Wednesday, October 16, 2013 - 09:44 AM
Well that didn't take long.
On Sunday, the Kansas City Star published a story about a horrific rape in Maryville, Missouri that went unprosecuted last year. On Tuesday, the hacker group Anonymous announced their plan to mobilize in favor of an investigation. Today, after a torrent of calls and emails, Missouri's Lieutenant Governor Peter Kinder is calling for a grand jury investigation.
“Since Sunday I have read with growing dismay the media accounts of the Daisy Coleman case in Nodaway County. I make no claim to knowledge of all the facts. Still, facts revealed in exhaustive media reports, including the 4,000-word piece in the Kansas City Star, raise all kinds of questions that it is now clear won’t be put to rest. These questions will fester and taint the reputation of our state for delivering impartial justice to all.
“I am disappointed that the Attorney General would wash his hands of the matter through a brief statement by a spokesman. The appalling facts in the public record shock the conscience and cry out that responsible authorities must take another look. I call on Attorney General Koster and Prosecutor Rice to join me in asking that the Circuit Court convene a grand jury to review all the evidence, hear all witnesses, and issue a decision as to whether charges should ensue.
“I hope that responsible officials will join me in this call for a grand jury to make the final call on whether criminal charges should or should not be filed.”
This doesn't represent a resolution just yet. But Slate's Emily Bazelon explains why it's likely this will result in a grand jury being called:
Kinder’s statement on its own doesn’t mean there will be a grand jury, necessarily. But the politics suggest it’s likely. Kinder is a Republican. Koster is a Democrat (he switched parties in 2007). Now there will be pressure on him to respond. (Update, Oct. 15: Missouri House Speaker Timothy Jones, another Republican, has also called on Koster to investigate.)
So that's good. Traditional reporting combined with online activism have done what they do well: raised awareness of an issue and put the spotlight of public attention on it. Hopefully, Anonymous's #OpMaryville will continue to work to pressure public officials into making sure the case is investigated, rather than trying to investigate the case on its own. When that's happened in the past, as in Stuebenville, the results have been questionable.

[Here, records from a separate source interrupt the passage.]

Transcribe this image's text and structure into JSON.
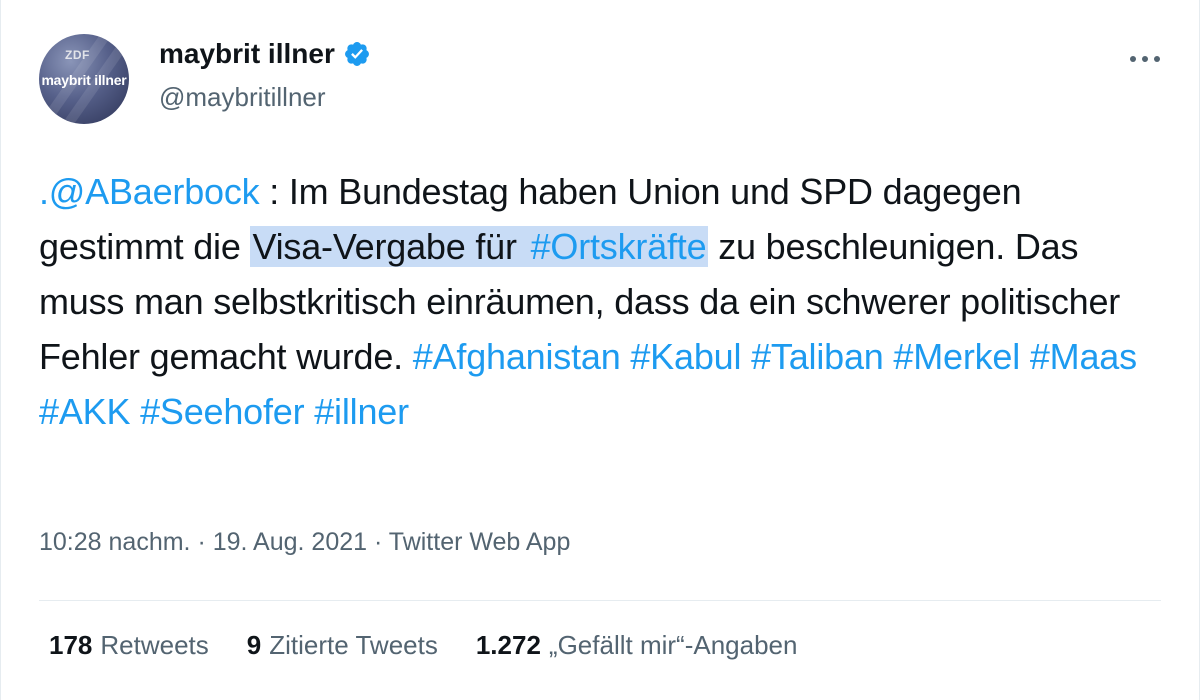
{
  "author": {
    "display_name": "maybrit illner",
    "handle": "@maybritillner",
    "avatar_text": "maybrit illner",
    "avatar_brand": "ZDF",
    "verified": true
  },
  "tweet": {
    "mention": ".@ABaerbock",
    "text_1": " : Im Bundestag haben Union und SPD dagegen gestimmt die ",
    "highlighted_text": "Visa-Vergabe für ",
    "highlighted_hashtag": "#Ortskräfte",
    "text_2": " zu beschleunigen. Das muss man selbstkritisch einräumen, dass da ein schwerer politischer Fehler gemacht wurde. ",
    "hashtags": [
      "#Afghanistan",
      "#Kabul",
      "#Taliban",
      "#Merkel",
      "#Maas",
      "#AKK",
      "#Seehofer",
      "#illner"
    ]
  },
  "meta": {
    "time": "10:28 nachm.",
    "date": "19. Aug. 2021",
    "source": "Twitter Web App",
    "separator": " · "
  },
  "stats": {
    "retweets": {
      "count": "178",
      "label": "Retweets"
    },
    "quotes": {
      "count": "9",
      "label": "Zitierte Tweets"
    },
    "likes": {
      "count": "1.272",
      "label": "„Gefällt mir“-Angaben"
    }
  },
  "colors": {
    "link": "#1d9bf0",
    "highlight": "#c8dcf6",
    "secondary_text": "#536471",
    "verified_badge": "#1d9bf0"
  },
  "icons": {
    "verified": "verified-badge-icon",
    "more": "more-dots-icon"
  }
}
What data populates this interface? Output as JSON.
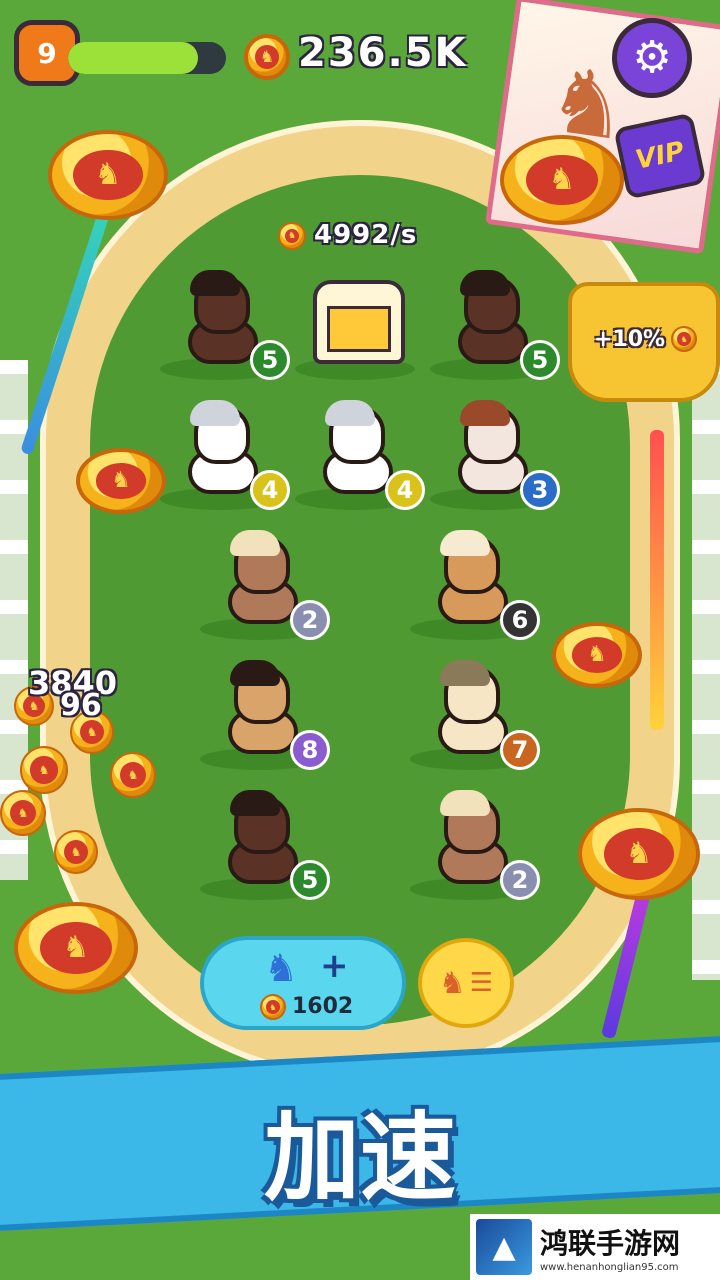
{
  "hud": {
    "level": "9",
    "progress": 0.82,
    "coins": "236.5K",
    "rate": "4992/s",
    "settings_icon": "gear-icon",
    "vip_label": "VIP"
  },
  "gate": {
    "bonus": "+10%"
  },
  "float_numbers": [
    "3840",
    "96"
  ],
  "slots": [
    {
      "coat": "dark-brown",
      "level": "5",
      "badge_color": "#2c8a2c"
    },
    {
      "coat": "trailer",
      "level": "",
      "badge_color": ""
    },
    {
      "coat": "dark-brown",
      "level": "5",
      "badge_color": "#2c8a2c"
    },
    {
      "coat": "white",
      "level": "4",
      "badge_color": "#d9c21a"
    },
    {
      "coat": "white",
      "level": "4",
      "badge_color": "#d9c21a"
    },
    {
      "coat": "pinto",
      "level": "3",
      "badge_color": "#2b6cc8"
    },
    {
      "coat": "palomino-brown",
      "level": "2",
      "badge_color": "#8a8fb0"
    },
    {
      "coat": "tan-blonde",
      "level": "6",
      "badge_color": "#333333"
    },
    {
      "coat": "buckskin",
      "level": "8",
      "badge_color": "#8a5ccf"
    },
    {
      "coat": "cream",
      "level": "7",
      "badge_color": "#c8661f"
    },
    {
      "coat": "dark-brown",
      "level": "5",
      "badge_color": "#2c8a2c"
    },
    {
      "coat": "palomino-brown",
      "level": "2",
      "badge_color": "#8a8fb0"
    }
  ],
  "buy_button": {
    "price": "1602",
    "plus": "+"
  },
  "banner": {
    "text": "加速"
  },
  "watermark": {
    "title": "鸿联手游网",
    "url": "www.henanhonglian95.com"
  },
  "colors": {
    "grass": "#5aa83a",
    "track": "#f2d38a",
    "banner": "#3bb7e8",
    "buy": "#5ad7ef",
    "coin": "#f6b21b"
  }
}
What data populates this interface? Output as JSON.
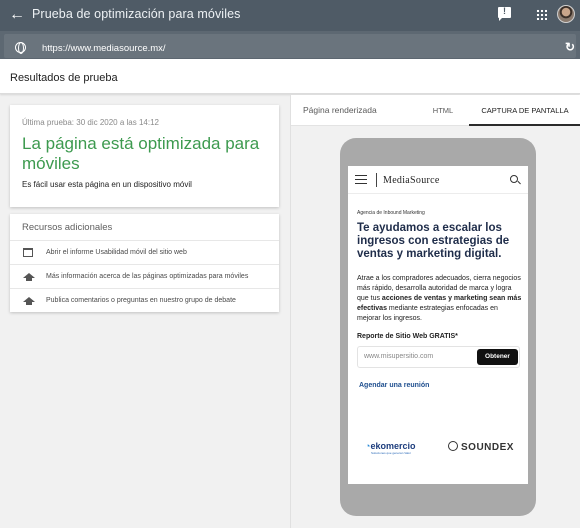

UPDATE: 10:22AM: The first signs of Anonymous getting into pitchfork-and-torch mode in Maryville have started. A 22-year old Maryville resident published a relatively innocuous tweet saying that he wishes people wouldn't bash Maryville, and that he likes the schools, the bars, and the people there.
In response, he's been doxxed. Anonymous users are circulating the tweet as well as his personal information -- his home address and phone number, his parents contact information, and his email and social media addresses. So far it's just a small contingent, but it's troubling.